Smart Growth America released its latest Dangerous by Design report, which highlighted a 45 percent increase in the number of pedestrians struck and killed by drivers over the past decade (Smart Cities Dive). The data is something of a paradox — even as traffic declined in the pandemic, speeds rose, so more people actually died in crashes — emphasizing the need for better street design (Curbed). Yet the list of the most dangerous states is depressingly familiar, with the same 10 states ranked at the top as last year (Streetsblog USA).
It’s not a climate bill per se, but the American Rescue Plan will take cars off the road by bolstering transit, help cities and states climate-proof their infrastructure and, more broadly, shows Democrats are willing to tackle the issue. (The Atlantic)
Bikes are in high demand, but manufacturers are too wary of the boom-bust cycle to build more factories (Bicycle Retailer). If you can find one, the Washington Post has a guide on what to look for in an e-bike.
A New York City man who is a legal U.S. resident spent 15 months in detention and was nearly deported after being arrested for jaywalking (NY Times). About 90 percent of jaywalking tickets were issued to Black and Latinx pedestrians in 2019 (Streetsblog).
White nationalists like one in Charlottesville have been using cars as weapons to disrupt and even kill left-wing protesters, and now the Oklahoma House wants to grant them immunity. (Oklahoman)
Congressional Republicans are trying to turn an Orange County, California, streetcar into a national controversy. (Register)
The mayor of Covington, Kentucky, says a new bridge across the Ohio River to Cincinnati would “eviscerate” the city. (Enquirer)
Better transit is one of the top infrastructure needs in San Antonio, according to a new report. (KSAT)
Green New Deal? Infrastructure plus-plus? Bloomberg collected nine new names for President Biden’s “Build Back Better” plan.
This week we’re joined by Bob Searns to talk about his new book and grand ideas for walking trails that circle whole regions and more local routes that make up a new mode of green infrastructure in cities.
“No one alive today is necessarily responsible for the origins of the [transportation] inequities that we inherited.
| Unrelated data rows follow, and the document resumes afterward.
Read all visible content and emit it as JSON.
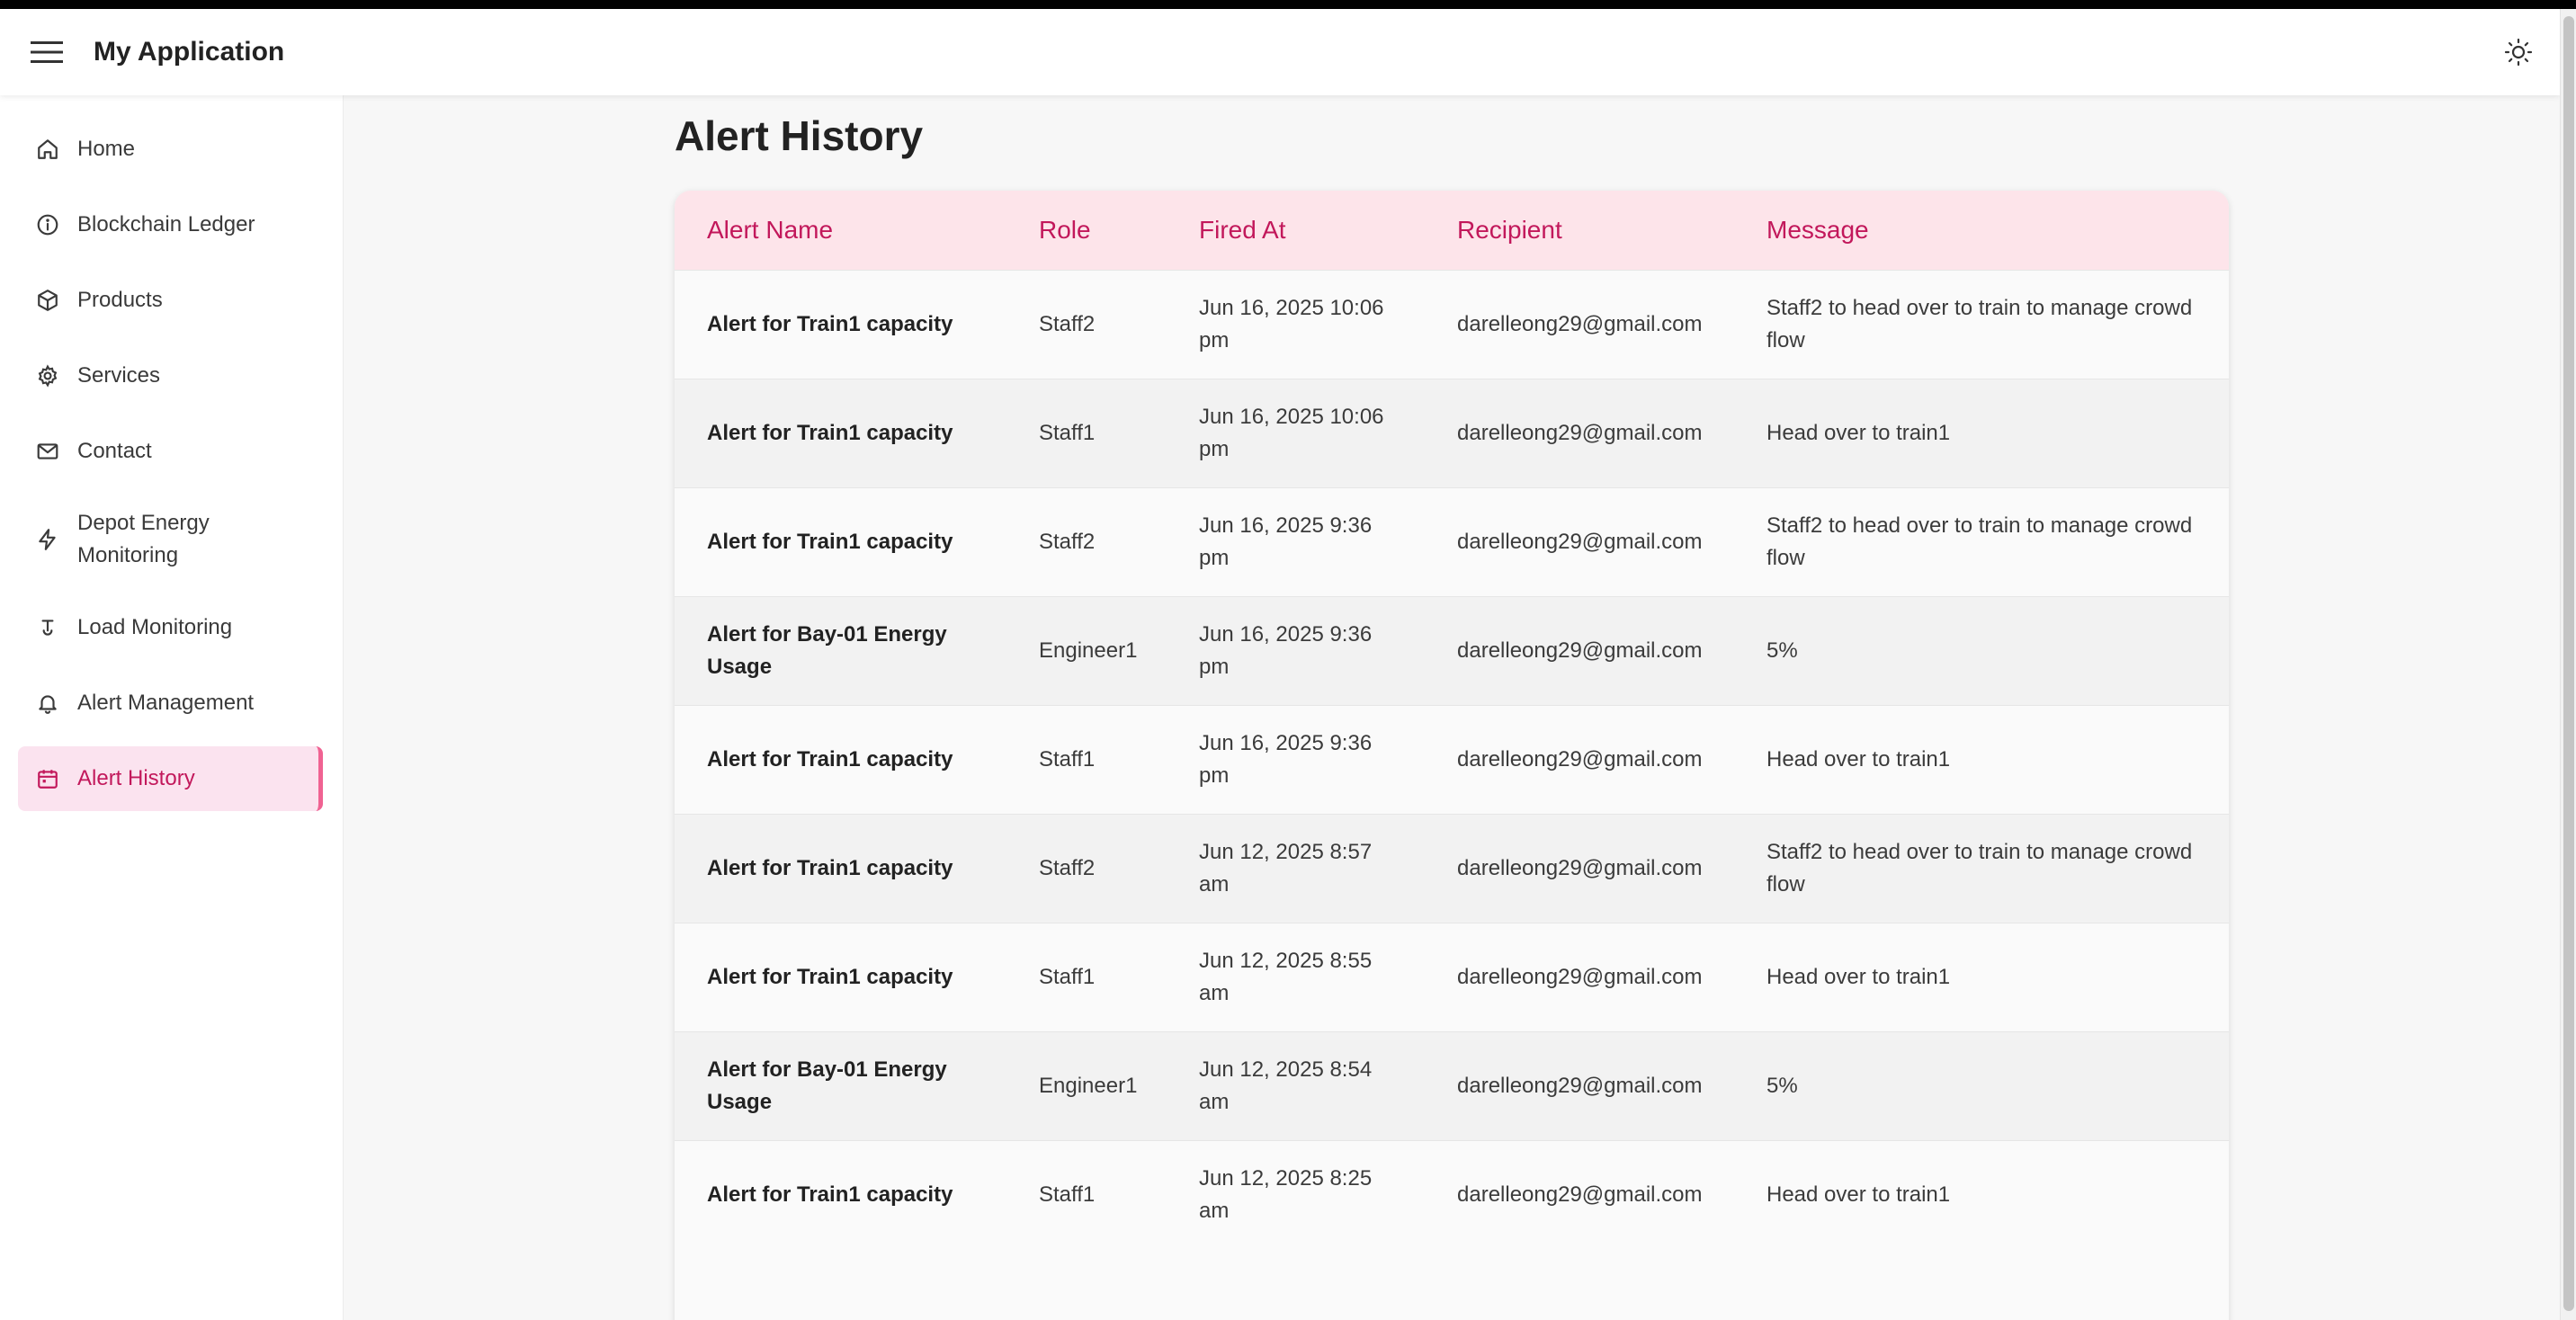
{
  "app": {
    "title": "My Application",
    "menu_icon": "hamburger-menu-icon",
    "theme_icon": "sun-icon"
  },
  "colors": {
    "accent": "#c2185b",
    "header_bg": "#fde4ea",
    "active_nav_bg": "#fbe3ef"
  },
  "sidebar": {
    "items": [
      {
        "label": "Home",
        "icon": "home-icon",
        "active": false
      },
      {
        "label": "Blockchain Ledger",
        "icon": "info-icon",
        "active": false
      },
      {
        "label": "Products",
        "icon": "box-icon",
        "active": false
      },
      {
        "label": "Services",
        "icon": "gear-icon",
        "active": false
      },
      {
        "label": "Contact",
        "icon": "mail-icon",
        "active": false
      },
      {
        "label": "Depot Energy Monitoring",
        "icon": "lightning-icon",
        "active": false
      },
      {
        "label": "Load Monitoring",
        "icon": "weight-icon",
        "active": false
      },
      {
        "label": "Alert Management",
        "icon": "bell-icon",
        "active": false
      },
      {
        "label": "Alert History",
        "icon": "calendar-icon",
        "active": true
      }
    ]
  },
  "main": {
    "title": "Alert History",
    "table": {
      "columns": [
        "Alert Name",
        "Role",
        "Fired At",
        "Recipient",
        "Message"
      ],
      "rows": [
        [
          "Alert for Train1 capacity",
          "Staff2",
          "Jun 16, 2025 10:06 pm",
          "darelleong29@gmail.com",
          "Staff2 to head over to train to manage crowd flow"
        ],
        [
          "Alert for Train1 capacity",
          "Staff1",
          "Jun 16, 2025 10:06 pm",
          "darelleong29@gmail.com",
          "Head over to train1"
        ],
        [
          "Alert for Train1 capacity",
          "Staff2",
          "Jun 16, 2025 9:36 pm",
          "darelleong29@gmail.com",
          "Staff2 to head over to train to manage crowd flow"
        ],
        [
          "Alert for Bay-01 Energy Usage",
          "Engineer1",
          "Jun 16, 2025 9:36 pm",
          "darelleong29@gmail.com",
          "5%"
        ],
        [
          "Alert for Train1 capacity",
          "Staff1",
          "Jun 16, 2025 9:36 pm",
          "darelleong29@gmail.com",
          "Head over to train1"
        ],
        [
          "Alert for Train1 capacity",
          "Staff2",
          "Jun 12, 2025 8:57 am",
          "darelleong29@gmail.com",
          "Staff2 to head over to train to manage crowd flow"
        ],
        [
          "Alert for Train1 capacity",
          "Staff1",
          "Jun 12, 2025 8:55 am",
          "darelleong29@gmail.com",
          "Head over to train1"
        ],
        [
          "Alert for Bay-01 Energy Usage",
          "Engineer1",
          "Jun 12, 2025 8:54 am",
          "darelleong29@gmail.com",
          "5%"
        ],
        [
          "Alert for Train1 capacity",
          "Staff1",
          "Jun 12, 2025 8:25 am",
          "darelleong29@gmail.com",
          "Head over to train1"
        ]
      ]
    }
  }
}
But everybody who was alive today and in a position of responsibility, is accountable for what we do about it. That's why we're here.”